Items from a dataset:
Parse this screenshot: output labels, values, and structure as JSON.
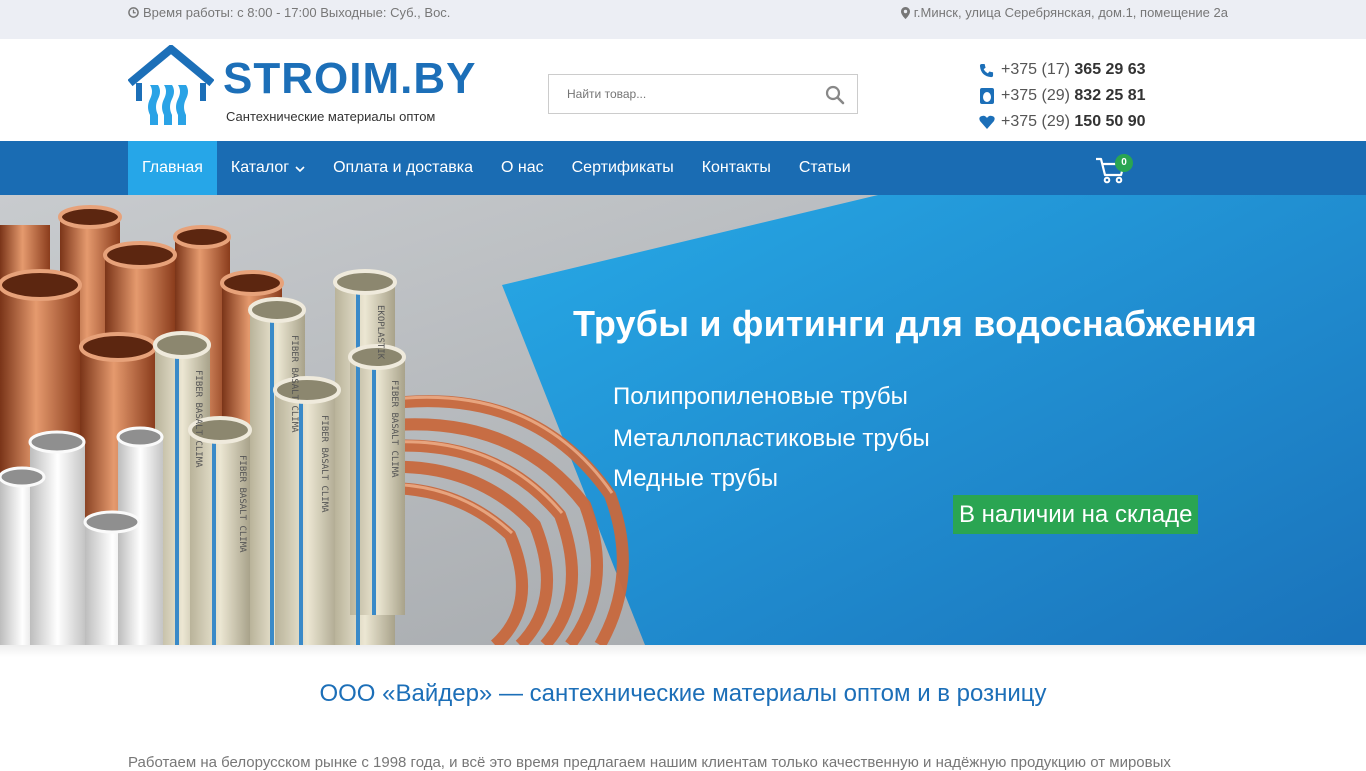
{
  "topbar": {
    "hours": "Время работы: с 8:00 - 17:00 Выходные: Суб., Вос.",
    "address": "г.Минск, улица Серебрянская, дом.1, помещение 2а"
  },
  "logo": {
    "name": "STROIM.BY",
    "tagline": "Сантехнические материалы оптом"
  },
  "search": {
    "placeholder": "Найти товар..."
  },
  "phones": [
    {
      "prefix": "+375 (17) ",
      "number": "365 29 63",
      "icon": "phone-icon"
    },
    {
      "prefix": "+375 (29) ",
      "number": "832 25 81",
      "icon": "mts-icon"
    },
    {
      "prefix": "+375 (29) ",
      "number": "150 50 90",
      "icon": "velcom-icon"
    }
  ],
  "nav": {
    "items": [
      "Главная",
      "Каталог",
      "Оплата и доставка",
      "О нас",
      "Сертификаты",
      "Контакты",
      "Статьи"
    ],
    "active": "Главная",
    "cart_count": "0"
  },
  "banner": {
    "title": "Трубы и фитинги для водоснабжения",
    "items": [
      "Полипропиленовые трубы",
      "Металлопластиковые трубы",
      "Медные трубы"
    ],
    "badge": "В наличии на складе",
    "pipe_prints": [
      "FIBER BASALT CLIMA",
      "EKOPLASTIK"
    ]
  },
  "content": {
    "title": "ООО «Вайдер» — сантехнические материалы оптом и в розницу",
    "text": "Работаем на белорусском рынке с 1998 года, и всё это время предлагаем нашим клиентам только качественную и надёжную продукцию от мировых"
  },
  "colors": {
    "brand_blue": "#1c6fb8",
    "nav_bg": "#1a6cb3",
    "nav_active": "#26a6e8",
    "green": "#2aa552"
  }
}
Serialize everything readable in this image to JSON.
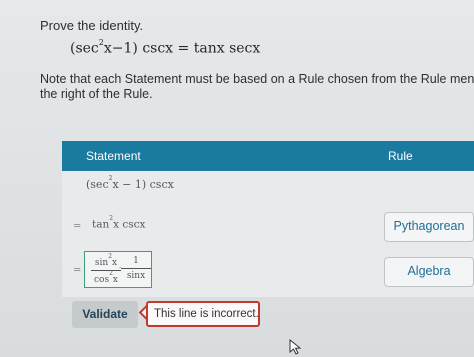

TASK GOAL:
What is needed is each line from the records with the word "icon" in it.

ANSWER AREA:
      "icon": "phone-icon"
      "icon": "mts-icon"
      "icon": "velcom-icon"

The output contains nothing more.